This brand new exhibition space opened at the end of January with two leading exhibitions: Headstrong: Women and Empowerment, curated by advocacy group Fast Forward: Women in Photography, and a showcase of 20th century photographs focused on the theme of home. The giant new centre (which boasts three floors and spans 8,000 square feet) will be drawing from The Hyman Collection, one of the biggest collections of British photography in the world.
49 Jermyn St, St. James’s, London SW1Y 6LX; britishphotography.org
Hamiltons was a trendsetter for photography-filled private galleries when it opened in 1977, and has since hosted some of the biggest names in the business. Specialising in modern masters, the likes of Helmut Newton, Richard Avedon, Irving Penn and Robert Mapplethorpe have graced the walls over the years. This year, the gallery is showing the works of Tomio Seike, a Japanese photographer known for his black and white photographs which use light to elevate everyday scenes.
13 Carlos Place, Mayfair, W1K 2EU; hamiltonsgallery.com
The Photographers’ Gallery
The Photographers’ Gallery opened in 1971 as the first public photography-dedicated gallery in the UK, and still maintains a sterling reputation. Its 2023 programme will feature a retrospective of Manx photographer Chris Killip’s black and white works and present photos from the Solander Collection (which brings together the work of under-represented and forgotten artists) in An Alternative History of Photography.
16-18 Ramillies Street, Soho, W1F 7LW; thephotographersgallery.org.uk
If you like your photographs packed with famous faces, then Proud Galleries has a veritable galaxy of stars on display at any given time. Rock stars, fashion models and the Swinging Sixties make a regular appearance at Proud’s exhibitions, and the gallery had a month long 2017 exhibition dedicated to the life and times of much-missed music superstar Prince.
32 John Adam Street, WC2N 6BP; proudonline.co.uk
The Atlas Gallery’s artist list reads like a who’s who of twentieth century photography. From Irving Penn to Robert Capa, Man Ray to Henri Cartier-Bresson, there are few blue chip photographers who haven’t been hung on Atlas Gallery’s walls. Recent shows have included an exhibition of photography of The civil rights and anti-racist movements in the UK, USA and South Africa and a carousel of works from some of photography’s big names including Bastiaan Woudt and Patrick Demarchelier.
49 Dorset Street, Marylebone, W1U 7NF; atlasgallery.com
Formerly known as Beetles+Huxley, Huxley-Parlour gallery is based in Mayfair, a short jaunt away from the Royal Academy.
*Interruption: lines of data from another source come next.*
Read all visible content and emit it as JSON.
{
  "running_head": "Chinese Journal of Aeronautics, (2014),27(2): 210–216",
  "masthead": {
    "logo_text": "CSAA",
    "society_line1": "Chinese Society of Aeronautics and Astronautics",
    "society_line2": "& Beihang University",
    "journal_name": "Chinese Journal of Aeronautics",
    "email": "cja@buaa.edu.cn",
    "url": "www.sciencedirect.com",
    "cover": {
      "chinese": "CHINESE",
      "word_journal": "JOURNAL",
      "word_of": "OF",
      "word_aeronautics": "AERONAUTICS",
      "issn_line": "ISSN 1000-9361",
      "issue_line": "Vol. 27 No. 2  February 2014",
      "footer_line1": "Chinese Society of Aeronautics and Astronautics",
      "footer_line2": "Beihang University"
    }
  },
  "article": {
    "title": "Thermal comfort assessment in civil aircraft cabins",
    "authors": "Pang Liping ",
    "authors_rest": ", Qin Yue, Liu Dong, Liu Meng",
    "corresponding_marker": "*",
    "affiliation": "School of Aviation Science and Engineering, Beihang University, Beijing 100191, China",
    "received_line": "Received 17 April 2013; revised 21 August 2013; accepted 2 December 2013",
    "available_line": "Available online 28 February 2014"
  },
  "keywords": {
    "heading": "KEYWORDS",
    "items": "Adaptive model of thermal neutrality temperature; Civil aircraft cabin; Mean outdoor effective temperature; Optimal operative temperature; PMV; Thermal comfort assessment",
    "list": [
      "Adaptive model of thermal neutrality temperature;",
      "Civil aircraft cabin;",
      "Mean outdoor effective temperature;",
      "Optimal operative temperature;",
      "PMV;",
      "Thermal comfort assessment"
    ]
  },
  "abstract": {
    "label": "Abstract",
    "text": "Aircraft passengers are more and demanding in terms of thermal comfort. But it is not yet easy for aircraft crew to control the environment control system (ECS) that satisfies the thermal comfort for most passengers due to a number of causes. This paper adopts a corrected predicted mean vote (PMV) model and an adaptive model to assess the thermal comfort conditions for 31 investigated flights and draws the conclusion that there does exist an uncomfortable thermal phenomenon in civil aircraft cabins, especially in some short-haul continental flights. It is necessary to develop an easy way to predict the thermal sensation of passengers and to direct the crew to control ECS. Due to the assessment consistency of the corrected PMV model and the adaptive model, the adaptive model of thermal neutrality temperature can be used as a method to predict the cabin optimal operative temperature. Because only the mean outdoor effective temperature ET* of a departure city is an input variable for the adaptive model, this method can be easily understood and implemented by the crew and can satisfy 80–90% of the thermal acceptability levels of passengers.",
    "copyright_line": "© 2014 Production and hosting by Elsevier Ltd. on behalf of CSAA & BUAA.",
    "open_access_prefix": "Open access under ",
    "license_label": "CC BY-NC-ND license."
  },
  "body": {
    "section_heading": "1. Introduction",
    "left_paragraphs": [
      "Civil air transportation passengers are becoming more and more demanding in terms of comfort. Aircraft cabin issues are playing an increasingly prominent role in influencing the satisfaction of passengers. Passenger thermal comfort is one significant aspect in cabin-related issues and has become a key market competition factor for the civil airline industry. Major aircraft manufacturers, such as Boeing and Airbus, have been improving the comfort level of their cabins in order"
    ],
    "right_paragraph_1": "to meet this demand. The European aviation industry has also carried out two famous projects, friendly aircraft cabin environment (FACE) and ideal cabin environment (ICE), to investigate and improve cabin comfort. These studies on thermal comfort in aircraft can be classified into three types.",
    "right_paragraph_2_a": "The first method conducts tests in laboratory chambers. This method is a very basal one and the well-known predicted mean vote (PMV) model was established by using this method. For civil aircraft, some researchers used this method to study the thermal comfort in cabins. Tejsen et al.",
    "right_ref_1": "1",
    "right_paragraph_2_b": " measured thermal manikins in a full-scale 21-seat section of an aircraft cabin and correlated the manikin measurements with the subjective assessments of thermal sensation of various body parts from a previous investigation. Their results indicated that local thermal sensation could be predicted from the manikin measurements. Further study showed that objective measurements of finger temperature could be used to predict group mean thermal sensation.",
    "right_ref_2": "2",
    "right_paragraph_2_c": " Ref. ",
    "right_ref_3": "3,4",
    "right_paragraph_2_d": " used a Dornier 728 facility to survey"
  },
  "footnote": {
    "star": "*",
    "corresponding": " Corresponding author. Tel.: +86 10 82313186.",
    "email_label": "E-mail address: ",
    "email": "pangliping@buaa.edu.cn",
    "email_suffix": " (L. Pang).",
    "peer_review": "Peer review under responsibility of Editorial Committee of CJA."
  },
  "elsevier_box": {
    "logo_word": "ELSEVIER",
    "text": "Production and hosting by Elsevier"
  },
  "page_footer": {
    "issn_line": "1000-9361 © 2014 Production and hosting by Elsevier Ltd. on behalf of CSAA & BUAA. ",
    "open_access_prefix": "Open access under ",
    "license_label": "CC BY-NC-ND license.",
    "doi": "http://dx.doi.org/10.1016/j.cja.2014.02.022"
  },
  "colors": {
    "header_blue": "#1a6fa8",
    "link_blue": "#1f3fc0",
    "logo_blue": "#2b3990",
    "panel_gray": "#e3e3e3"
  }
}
Several exhibitions run throughout the year, with previous exhibitions featuring big British names Cecil Beaton, Bill Brandt and Patrick Lichfield. This year will the venue will showcase works by British photographer Jem Southam, who has spent seven years taking pictures of the floodplain on the River Exe, alongside the paintings of Canadian artist Delphine Hennelly.
3-5 Swallow St, Mayfair, W1B 4DE; huxleyparlour.com
V&A Photography Centre
The V&A is already the doyenne of London’s design museums, but as part of the V&A’s considerable expansion plan, a new Photography Centre was added to its artistic arsenal in October 2018, housing the 270,000 photographs acquired from the Royal Photographic Society collection. This new haul includes some of the earliest examples of photography from the 1820s, right up to works by contemporary photographers including Martin Parr and Sir Don McCullin.
Cromwell Road, Knightsbridge, SW7 2RL; vam.ac.uk